# Goal of the exercise
Answer with a bare number: the count of lines in the records below that have the word "Stok".

Component data from apps and pages
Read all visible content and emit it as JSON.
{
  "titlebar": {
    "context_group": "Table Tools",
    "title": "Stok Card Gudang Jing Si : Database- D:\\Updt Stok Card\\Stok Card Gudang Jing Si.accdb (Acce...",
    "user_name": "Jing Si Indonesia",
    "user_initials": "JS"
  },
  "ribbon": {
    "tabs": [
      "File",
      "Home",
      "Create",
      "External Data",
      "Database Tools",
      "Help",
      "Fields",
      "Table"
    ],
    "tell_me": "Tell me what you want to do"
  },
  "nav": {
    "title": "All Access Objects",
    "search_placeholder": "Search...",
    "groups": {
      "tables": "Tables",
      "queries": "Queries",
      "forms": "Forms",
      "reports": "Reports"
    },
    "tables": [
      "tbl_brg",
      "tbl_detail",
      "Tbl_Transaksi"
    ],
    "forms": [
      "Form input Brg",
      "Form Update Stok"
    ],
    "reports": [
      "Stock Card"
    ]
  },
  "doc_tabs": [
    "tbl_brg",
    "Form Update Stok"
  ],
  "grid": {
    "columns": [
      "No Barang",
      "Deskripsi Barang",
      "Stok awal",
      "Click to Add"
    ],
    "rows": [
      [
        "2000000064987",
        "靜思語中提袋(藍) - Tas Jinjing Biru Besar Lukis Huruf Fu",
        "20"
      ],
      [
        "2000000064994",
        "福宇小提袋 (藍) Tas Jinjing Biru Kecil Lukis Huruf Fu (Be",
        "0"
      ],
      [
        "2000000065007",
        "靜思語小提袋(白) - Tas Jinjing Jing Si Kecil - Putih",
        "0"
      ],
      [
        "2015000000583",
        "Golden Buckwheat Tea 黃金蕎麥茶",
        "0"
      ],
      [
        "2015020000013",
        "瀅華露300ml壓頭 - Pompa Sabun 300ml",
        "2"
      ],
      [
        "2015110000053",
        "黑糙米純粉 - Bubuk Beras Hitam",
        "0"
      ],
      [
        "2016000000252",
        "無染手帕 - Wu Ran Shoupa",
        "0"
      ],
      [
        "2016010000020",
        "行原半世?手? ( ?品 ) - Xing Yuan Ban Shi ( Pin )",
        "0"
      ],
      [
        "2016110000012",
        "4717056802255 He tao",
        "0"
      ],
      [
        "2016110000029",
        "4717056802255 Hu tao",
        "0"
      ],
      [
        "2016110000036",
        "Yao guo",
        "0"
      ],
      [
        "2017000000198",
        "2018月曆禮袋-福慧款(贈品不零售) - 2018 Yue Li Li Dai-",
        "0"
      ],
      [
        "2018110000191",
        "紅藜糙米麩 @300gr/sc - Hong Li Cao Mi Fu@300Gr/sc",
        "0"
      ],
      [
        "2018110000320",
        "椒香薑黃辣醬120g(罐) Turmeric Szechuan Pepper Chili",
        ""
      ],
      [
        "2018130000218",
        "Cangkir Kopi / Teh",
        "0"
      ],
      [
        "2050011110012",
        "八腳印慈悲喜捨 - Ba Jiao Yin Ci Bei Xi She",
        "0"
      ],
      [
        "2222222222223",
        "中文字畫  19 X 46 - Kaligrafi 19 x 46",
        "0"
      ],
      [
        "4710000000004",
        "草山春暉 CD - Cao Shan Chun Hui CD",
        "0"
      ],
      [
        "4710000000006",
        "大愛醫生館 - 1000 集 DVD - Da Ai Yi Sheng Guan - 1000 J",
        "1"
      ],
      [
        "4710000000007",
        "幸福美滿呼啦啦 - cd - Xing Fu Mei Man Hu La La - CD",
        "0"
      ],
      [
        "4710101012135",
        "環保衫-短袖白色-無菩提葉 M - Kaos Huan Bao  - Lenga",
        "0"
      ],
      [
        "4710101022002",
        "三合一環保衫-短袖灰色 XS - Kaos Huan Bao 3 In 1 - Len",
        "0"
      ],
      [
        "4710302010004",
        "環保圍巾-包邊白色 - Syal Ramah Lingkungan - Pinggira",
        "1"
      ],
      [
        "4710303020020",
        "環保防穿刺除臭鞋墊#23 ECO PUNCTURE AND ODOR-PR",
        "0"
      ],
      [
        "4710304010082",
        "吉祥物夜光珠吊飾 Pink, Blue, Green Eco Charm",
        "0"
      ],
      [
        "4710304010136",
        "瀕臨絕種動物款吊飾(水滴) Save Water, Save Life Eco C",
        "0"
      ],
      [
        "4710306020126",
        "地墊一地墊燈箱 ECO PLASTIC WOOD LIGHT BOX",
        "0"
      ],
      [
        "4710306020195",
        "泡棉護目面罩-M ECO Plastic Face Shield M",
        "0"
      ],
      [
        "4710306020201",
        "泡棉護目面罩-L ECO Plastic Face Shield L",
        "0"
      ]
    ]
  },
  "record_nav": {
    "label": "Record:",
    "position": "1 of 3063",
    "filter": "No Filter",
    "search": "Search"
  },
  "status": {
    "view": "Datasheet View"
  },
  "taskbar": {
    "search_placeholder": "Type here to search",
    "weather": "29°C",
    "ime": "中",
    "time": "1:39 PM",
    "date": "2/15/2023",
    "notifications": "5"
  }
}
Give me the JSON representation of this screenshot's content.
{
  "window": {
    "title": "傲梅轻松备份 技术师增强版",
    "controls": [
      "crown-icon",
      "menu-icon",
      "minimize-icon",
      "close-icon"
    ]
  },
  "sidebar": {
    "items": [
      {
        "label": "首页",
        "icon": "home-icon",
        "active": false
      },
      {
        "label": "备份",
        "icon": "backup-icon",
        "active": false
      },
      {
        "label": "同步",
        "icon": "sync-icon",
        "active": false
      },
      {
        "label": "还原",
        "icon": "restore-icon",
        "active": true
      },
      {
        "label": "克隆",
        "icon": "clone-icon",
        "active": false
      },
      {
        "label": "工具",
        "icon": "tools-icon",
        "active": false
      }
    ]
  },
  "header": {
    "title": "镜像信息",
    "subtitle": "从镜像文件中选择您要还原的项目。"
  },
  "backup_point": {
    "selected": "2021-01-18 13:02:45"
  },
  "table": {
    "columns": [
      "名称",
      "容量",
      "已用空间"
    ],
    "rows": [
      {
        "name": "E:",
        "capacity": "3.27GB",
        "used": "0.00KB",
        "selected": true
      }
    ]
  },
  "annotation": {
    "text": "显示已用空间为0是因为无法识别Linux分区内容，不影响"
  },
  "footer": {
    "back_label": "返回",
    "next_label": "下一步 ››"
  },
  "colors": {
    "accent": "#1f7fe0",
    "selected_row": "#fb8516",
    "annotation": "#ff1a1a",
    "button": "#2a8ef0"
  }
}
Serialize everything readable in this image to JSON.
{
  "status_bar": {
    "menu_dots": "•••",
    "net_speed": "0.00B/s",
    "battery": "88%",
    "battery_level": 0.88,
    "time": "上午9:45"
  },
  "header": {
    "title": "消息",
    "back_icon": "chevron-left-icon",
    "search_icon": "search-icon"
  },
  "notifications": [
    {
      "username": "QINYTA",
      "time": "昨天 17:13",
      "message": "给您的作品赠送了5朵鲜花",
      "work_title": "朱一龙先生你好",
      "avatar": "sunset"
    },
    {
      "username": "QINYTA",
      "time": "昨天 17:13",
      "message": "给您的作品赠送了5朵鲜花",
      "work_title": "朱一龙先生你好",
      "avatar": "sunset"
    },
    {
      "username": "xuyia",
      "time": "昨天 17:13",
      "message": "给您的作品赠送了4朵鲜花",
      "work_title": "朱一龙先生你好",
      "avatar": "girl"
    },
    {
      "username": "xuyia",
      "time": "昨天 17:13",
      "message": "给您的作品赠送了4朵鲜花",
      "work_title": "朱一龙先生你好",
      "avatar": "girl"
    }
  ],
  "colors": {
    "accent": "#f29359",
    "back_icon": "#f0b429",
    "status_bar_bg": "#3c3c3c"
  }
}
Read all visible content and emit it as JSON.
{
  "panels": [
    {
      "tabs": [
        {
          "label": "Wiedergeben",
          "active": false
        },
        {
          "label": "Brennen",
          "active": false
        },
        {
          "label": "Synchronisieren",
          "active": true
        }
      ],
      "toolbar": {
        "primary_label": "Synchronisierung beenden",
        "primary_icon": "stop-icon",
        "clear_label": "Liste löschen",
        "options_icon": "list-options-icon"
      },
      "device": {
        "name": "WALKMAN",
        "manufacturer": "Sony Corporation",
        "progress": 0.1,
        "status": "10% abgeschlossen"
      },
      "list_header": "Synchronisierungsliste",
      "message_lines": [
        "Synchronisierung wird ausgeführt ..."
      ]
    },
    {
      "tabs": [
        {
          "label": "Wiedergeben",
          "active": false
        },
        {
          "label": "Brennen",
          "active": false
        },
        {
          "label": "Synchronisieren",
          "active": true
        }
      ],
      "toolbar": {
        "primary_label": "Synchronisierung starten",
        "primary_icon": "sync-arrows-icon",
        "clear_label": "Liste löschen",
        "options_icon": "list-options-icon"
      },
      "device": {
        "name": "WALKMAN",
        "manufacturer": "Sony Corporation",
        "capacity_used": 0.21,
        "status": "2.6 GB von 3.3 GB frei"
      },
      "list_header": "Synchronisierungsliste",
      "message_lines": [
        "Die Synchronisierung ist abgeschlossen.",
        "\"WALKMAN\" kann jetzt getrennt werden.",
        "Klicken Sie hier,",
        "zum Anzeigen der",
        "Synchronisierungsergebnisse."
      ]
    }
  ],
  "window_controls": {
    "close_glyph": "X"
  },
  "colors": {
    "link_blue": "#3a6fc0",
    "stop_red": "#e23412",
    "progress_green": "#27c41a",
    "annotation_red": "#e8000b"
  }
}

# Exercise output
4